# Exercise directions
Within the data below, copy each line where the string "себя" is found.
Information supplied START
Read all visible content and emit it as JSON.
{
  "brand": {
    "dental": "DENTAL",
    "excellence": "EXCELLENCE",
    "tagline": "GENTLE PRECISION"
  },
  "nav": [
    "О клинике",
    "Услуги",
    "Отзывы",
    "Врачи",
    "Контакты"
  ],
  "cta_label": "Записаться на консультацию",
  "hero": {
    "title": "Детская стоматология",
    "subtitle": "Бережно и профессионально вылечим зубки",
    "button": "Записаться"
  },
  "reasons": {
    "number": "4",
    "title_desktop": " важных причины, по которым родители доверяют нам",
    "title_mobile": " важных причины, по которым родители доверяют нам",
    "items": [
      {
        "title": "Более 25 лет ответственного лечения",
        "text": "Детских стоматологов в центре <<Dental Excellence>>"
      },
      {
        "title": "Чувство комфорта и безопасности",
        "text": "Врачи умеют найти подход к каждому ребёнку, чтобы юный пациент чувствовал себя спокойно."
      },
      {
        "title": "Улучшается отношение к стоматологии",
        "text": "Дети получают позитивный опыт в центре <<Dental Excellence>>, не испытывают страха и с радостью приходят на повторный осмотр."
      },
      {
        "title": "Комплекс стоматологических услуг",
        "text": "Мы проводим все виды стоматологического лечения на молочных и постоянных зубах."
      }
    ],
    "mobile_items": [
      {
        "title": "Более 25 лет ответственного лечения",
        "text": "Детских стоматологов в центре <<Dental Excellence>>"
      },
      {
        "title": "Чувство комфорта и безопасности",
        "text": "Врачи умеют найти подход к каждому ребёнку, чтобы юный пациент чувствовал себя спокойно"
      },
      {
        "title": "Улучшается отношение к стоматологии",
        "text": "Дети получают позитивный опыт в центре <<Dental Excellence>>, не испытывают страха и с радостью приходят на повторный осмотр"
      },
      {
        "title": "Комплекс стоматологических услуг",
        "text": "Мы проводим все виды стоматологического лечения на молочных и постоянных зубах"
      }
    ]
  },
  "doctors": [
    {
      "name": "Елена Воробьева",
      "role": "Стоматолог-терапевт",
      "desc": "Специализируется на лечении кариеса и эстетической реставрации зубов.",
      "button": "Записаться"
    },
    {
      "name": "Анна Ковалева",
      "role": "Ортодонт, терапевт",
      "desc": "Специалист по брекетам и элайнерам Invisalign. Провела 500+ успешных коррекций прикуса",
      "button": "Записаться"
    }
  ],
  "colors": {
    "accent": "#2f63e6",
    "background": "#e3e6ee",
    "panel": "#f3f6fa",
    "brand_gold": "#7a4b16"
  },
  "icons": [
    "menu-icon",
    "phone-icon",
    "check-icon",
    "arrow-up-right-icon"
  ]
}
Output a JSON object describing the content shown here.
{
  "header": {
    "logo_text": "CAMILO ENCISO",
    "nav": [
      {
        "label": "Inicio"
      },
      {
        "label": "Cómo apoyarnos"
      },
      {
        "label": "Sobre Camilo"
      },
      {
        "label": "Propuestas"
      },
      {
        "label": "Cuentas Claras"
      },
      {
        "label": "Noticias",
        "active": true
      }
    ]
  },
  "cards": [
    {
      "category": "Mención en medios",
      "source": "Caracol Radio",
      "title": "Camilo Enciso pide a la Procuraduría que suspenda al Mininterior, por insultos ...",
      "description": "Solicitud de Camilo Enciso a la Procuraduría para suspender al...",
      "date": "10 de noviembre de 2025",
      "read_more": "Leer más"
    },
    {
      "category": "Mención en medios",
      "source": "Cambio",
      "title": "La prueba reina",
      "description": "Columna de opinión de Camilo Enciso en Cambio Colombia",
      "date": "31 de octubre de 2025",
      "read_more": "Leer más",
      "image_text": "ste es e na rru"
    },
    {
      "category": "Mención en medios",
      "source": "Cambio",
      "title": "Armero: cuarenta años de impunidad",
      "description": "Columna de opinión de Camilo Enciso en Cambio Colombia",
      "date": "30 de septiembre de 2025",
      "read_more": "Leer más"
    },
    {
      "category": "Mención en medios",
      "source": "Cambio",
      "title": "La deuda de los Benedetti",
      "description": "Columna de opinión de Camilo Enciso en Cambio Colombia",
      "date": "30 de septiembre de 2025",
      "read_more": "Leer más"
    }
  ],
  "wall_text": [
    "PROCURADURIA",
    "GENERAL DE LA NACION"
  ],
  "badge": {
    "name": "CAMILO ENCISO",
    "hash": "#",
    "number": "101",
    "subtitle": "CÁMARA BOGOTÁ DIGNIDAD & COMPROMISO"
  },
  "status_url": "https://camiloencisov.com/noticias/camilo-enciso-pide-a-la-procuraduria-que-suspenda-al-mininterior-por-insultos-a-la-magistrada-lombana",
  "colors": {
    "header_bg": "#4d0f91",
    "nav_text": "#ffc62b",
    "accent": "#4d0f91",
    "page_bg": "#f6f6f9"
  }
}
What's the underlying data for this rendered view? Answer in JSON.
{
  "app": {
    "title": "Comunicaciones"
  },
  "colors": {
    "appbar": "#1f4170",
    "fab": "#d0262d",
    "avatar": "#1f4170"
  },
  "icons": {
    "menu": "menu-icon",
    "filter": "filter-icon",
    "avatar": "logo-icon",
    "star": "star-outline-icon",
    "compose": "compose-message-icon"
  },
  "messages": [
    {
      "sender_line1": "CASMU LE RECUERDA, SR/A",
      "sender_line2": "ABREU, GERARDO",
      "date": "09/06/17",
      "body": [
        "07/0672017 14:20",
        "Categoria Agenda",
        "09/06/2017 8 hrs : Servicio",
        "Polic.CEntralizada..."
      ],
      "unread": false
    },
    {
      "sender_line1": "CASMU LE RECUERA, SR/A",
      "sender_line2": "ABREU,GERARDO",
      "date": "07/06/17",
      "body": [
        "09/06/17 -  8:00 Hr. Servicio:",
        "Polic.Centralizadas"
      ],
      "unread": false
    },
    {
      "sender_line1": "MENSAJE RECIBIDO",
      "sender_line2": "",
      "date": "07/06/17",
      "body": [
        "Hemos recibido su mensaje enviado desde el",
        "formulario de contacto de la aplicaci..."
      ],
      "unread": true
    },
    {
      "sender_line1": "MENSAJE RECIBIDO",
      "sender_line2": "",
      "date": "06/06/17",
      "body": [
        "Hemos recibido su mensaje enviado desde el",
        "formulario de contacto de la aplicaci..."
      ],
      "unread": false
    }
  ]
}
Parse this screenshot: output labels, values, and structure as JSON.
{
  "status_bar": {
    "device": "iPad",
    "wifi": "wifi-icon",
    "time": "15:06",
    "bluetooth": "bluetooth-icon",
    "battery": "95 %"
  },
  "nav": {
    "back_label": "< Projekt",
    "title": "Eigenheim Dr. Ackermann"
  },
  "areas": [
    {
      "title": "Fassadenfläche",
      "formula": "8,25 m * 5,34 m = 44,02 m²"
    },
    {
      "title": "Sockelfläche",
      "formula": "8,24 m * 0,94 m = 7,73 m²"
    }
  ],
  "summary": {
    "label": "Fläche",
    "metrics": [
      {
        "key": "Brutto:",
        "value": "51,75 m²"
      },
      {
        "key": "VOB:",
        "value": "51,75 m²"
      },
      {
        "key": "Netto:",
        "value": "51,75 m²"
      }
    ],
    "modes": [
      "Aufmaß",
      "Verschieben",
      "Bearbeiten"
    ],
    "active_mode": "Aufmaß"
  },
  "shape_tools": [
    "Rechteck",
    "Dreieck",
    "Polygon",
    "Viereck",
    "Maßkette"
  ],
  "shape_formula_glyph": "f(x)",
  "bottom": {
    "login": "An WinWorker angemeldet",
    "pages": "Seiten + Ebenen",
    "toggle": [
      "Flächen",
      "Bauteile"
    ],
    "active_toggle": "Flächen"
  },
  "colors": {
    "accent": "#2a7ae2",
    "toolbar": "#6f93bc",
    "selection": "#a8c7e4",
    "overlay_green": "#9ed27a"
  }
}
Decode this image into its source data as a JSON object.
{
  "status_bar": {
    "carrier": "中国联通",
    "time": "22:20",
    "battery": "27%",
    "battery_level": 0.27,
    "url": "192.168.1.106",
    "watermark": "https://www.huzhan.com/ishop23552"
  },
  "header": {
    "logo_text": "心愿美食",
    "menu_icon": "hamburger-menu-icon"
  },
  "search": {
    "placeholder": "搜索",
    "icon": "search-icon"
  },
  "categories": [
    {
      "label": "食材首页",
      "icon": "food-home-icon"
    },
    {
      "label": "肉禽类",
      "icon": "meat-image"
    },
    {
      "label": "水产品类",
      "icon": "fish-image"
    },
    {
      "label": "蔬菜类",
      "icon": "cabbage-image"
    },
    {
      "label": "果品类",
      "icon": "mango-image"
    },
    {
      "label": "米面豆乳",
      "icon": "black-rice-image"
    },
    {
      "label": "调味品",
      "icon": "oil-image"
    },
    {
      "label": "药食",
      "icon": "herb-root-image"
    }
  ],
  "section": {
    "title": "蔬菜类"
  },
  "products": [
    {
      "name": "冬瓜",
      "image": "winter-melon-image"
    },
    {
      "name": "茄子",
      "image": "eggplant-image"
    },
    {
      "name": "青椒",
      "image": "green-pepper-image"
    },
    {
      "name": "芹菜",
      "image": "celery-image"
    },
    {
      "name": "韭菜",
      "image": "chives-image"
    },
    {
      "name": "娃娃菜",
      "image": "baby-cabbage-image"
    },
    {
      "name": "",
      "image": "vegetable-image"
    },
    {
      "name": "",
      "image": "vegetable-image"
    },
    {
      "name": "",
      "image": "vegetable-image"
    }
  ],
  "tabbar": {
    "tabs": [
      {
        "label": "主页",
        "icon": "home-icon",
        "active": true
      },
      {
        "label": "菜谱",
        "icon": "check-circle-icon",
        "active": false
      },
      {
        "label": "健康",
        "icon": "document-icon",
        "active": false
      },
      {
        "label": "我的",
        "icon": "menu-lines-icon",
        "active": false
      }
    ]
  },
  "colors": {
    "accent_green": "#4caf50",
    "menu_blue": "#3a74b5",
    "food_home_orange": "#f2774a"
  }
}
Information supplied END
# Response
        "text": "Врачи умеют найти подход к каждому ребёнку, чтобы юный пациент чувствовал себя спокойно."
        "text": "Врачи умеют найти подход к каждому ребёнку, чтобы юный пациент чувствовал себя спокойно"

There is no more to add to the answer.